Task description: If a line holds the word "GenericityDemo", copy it from the entries.

Start of Task data

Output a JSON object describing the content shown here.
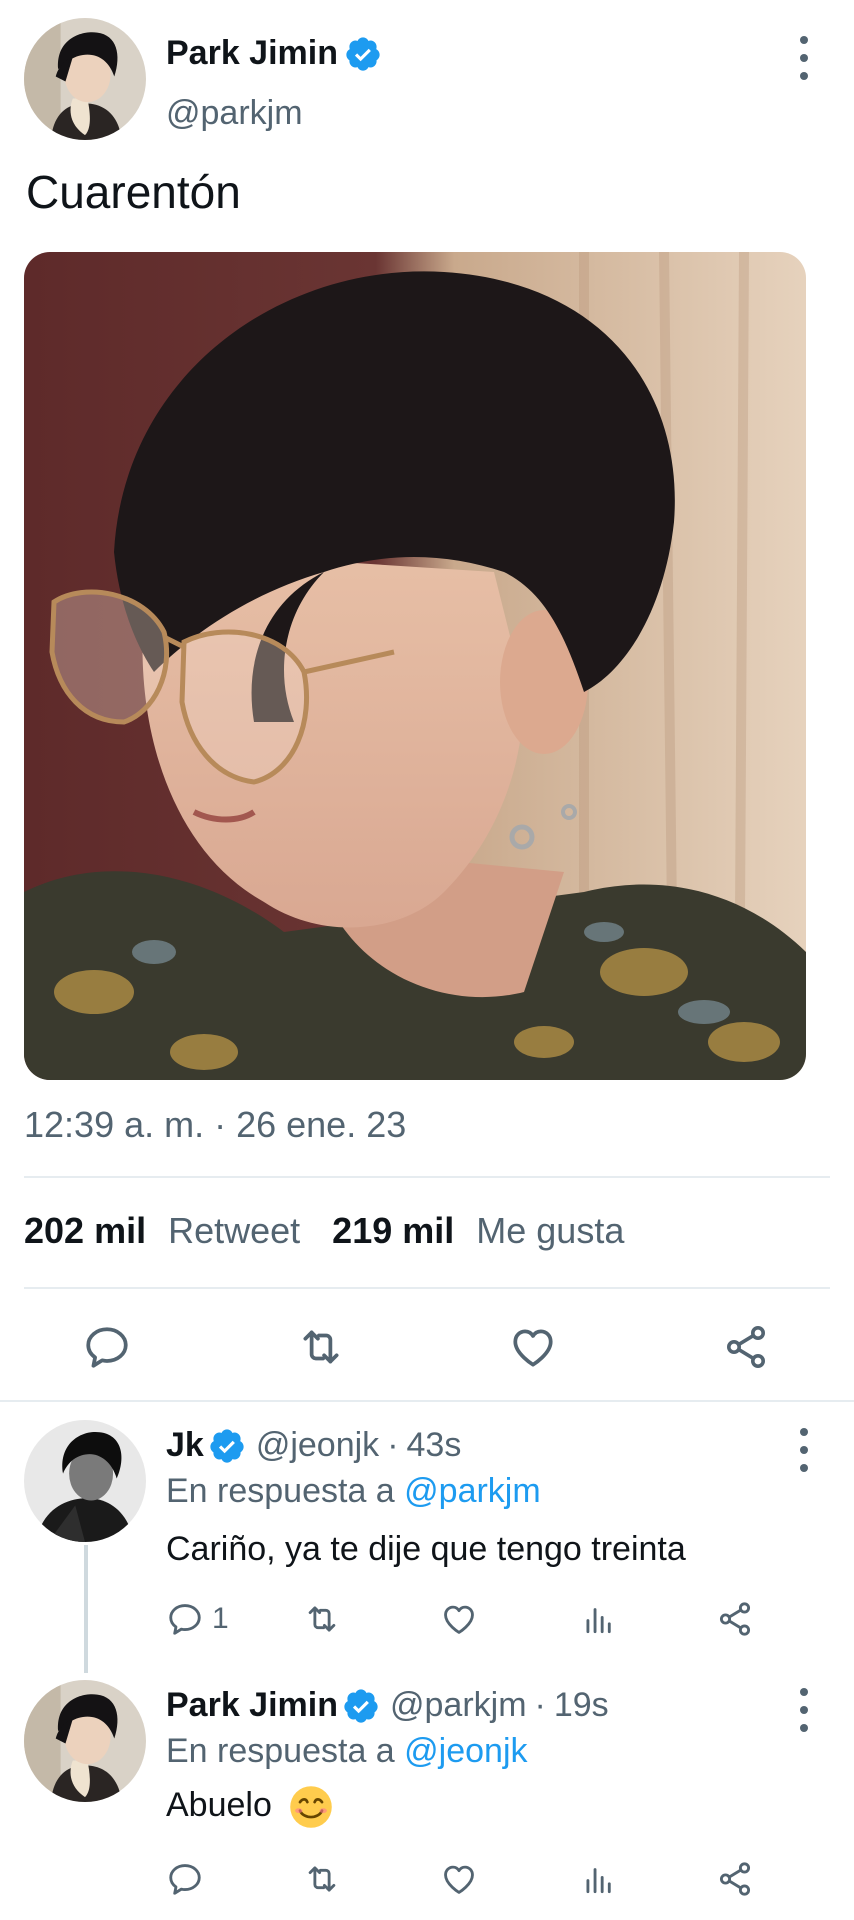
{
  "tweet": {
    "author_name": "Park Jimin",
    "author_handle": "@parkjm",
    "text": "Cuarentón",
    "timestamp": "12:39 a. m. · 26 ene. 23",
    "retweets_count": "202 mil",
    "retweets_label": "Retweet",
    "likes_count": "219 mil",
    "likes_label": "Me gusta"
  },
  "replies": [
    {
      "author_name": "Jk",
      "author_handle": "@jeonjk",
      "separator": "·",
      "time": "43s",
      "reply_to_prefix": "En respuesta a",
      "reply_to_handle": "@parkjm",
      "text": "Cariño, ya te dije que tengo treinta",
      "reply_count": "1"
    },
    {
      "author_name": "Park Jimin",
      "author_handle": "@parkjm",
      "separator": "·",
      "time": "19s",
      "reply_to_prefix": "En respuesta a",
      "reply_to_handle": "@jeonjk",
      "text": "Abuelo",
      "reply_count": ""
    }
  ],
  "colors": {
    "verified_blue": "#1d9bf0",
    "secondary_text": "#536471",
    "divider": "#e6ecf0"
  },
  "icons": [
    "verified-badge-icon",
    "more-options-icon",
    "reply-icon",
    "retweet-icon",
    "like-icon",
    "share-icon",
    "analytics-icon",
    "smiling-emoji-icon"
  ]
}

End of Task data
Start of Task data

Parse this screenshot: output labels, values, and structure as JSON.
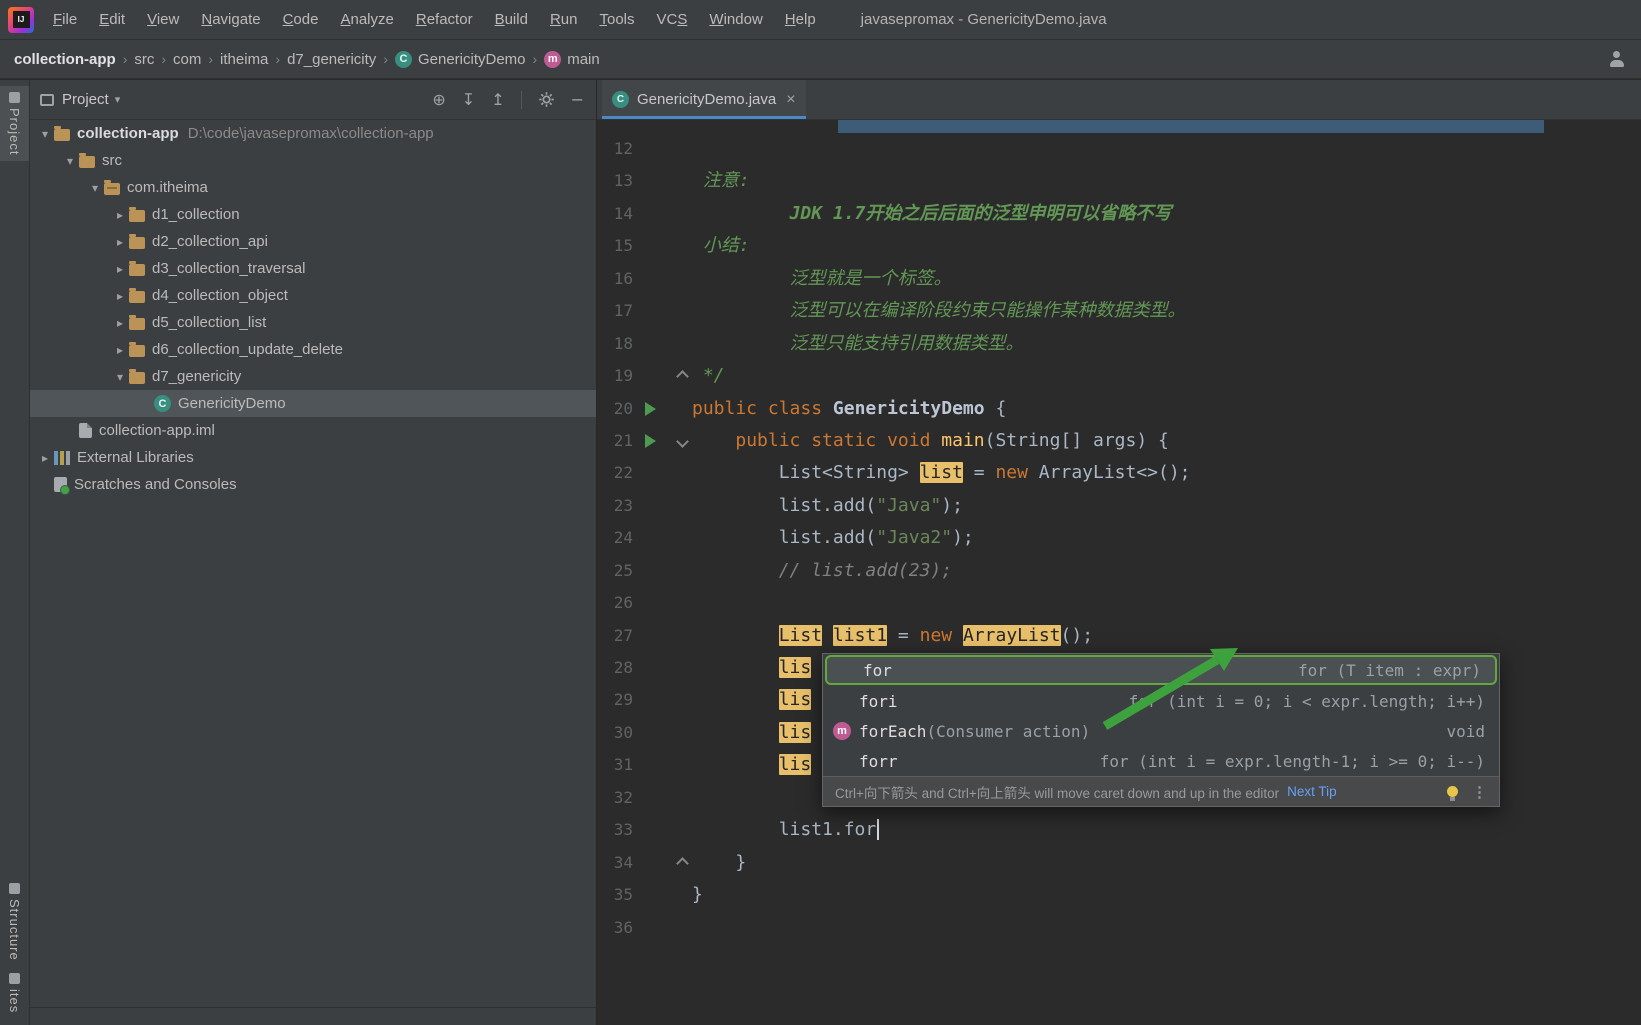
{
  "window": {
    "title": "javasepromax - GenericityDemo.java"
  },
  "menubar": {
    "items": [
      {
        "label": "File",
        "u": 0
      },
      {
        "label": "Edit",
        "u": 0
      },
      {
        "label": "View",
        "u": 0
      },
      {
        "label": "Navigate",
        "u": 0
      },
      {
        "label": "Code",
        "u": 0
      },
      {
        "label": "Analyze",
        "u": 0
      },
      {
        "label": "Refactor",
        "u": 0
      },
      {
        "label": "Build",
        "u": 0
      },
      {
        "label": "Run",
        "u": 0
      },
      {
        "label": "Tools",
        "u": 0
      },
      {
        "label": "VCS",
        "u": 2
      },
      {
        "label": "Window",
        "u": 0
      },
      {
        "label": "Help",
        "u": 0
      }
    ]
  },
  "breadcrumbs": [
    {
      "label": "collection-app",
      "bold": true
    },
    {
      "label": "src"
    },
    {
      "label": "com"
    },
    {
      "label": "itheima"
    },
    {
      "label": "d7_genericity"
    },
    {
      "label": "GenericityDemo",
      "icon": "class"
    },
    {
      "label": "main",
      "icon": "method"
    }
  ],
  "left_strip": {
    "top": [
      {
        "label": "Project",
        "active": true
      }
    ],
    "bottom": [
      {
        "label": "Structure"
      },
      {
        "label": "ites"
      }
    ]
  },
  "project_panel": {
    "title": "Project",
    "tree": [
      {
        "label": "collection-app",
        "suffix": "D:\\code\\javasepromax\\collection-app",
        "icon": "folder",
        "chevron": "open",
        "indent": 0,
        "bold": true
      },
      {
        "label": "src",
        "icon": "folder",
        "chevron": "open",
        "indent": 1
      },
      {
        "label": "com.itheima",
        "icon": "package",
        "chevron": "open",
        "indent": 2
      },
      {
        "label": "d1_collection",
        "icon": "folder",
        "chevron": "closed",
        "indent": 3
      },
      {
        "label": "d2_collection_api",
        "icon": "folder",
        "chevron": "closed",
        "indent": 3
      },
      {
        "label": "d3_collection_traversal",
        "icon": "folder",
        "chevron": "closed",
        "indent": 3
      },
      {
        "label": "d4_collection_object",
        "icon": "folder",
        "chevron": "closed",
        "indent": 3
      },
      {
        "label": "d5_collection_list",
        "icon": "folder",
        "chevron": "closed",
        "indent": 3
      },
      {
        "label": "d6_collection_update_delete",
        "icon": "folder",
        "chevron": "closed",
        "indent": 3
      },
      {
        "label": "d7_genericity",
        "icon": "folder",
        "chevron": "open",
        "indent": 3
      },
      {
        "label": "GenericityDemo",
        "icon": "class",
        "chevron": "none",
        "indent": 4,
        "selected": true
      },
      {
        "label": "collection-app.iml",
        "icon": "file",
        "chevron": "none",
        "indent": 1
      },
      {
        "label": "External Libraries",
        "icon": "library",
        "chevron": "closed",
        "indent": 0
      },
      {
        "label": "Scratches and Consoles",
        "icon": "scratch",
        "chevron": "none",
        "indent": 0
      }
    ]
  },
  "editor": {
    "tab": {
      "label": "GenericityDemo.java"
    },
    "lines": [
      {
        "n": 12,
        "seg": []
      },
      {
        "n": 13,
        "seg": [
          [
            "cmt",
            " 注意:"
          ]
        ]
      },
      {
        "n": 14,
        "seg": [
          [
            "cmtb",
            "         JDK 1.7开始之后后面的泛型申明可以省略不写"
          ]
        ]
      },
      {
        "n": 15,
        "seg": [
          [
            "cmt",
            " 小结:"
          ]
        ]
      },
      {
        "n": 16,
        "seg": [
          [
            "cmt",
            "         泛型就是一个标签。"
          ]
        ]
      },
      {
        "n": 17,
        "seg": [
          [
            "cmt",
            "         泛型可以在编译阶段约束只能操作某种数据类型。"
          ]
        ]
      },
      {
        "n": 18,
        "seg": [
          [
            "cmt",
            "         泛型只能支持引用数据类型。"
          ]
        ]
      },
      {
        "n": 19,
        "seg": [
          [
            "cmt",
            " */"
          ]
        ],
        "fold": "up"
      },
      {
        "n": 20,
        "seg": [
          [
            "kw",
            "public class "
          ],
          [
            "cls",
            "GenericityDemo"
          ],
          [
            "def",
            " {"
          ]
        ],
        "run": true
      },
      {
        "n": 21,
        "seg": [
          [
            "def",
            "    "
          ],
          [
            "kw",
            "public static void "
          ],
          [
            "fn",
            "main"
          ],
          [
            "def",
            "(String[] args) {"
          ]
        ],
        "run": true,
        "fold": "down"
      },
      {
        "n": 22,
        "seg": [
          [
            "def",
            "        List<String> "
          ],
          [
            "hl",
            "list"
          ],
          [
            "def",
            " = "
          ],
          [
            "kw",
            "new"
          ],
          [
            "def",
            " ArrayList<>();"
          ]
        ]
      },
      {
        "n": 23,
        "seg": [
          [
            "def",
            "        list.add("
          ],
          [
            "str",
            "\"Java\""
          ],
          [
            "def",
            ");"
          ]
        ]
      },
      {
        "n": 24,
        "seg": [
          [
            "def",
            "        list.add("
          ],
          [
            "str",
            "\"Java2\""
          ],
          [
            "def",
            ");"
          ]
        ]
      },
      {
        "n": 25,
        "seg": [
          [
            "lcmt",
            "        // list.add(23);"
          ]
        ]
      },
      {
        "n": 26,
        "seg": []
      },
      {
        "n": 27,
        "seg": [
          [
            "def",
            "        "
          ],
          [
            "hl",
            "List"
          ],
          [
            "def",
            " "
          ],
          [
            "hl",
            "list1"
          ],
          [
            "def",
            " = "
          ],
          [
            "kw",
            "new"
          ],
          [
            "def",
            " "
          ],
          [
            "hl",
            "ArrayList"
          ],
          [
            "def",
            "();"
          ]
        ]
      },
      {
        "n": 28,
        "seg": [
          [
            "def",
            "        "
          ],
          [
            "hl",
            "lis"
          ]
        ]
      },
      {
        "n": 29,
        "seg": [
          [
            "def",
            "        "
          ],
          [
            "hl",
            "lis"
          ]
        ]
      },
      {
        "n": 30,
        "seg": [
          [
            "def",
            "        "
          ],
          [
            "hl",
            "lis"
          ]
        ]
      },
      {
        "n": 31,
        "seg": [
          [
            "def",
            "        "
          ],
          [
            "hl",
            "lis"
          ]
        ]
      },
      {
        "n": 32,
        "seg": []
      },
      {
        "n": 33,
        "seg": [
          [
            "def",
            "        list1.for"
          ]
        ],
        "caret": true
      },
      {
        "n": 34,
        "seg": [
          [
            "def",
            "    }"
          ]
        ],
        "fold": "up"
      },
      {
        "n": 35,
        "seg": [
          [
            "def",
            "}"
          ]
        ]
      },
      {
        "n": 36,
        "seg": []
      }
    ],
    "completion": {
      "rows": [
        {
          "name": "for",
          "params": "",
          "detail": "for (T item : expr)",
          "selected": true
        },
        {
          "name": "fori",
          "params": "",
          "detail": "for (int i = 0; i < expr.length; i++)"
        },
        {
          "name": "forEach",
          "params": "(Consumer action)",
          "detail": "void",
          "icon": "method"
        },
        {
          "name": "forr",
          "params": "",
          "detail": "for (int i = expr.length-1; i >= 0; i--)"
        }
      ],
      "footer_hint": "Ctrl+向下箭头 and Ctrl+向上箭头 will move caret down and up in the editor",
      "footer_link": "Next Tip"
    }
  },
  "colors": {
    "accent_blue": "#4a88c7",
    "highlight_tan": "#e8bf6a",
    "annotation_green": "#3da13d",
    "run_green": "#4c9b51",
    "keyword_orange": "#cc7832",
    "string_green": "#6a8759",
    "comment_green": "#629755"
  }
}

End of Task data

Your solution:
    "title": "javasepromax - GenericityDemo.java"
      "label": "GenericityDemo",
        "label": "GenericityDemo",
      "label": "GenericityDemo.java"
            "GenericityDemo"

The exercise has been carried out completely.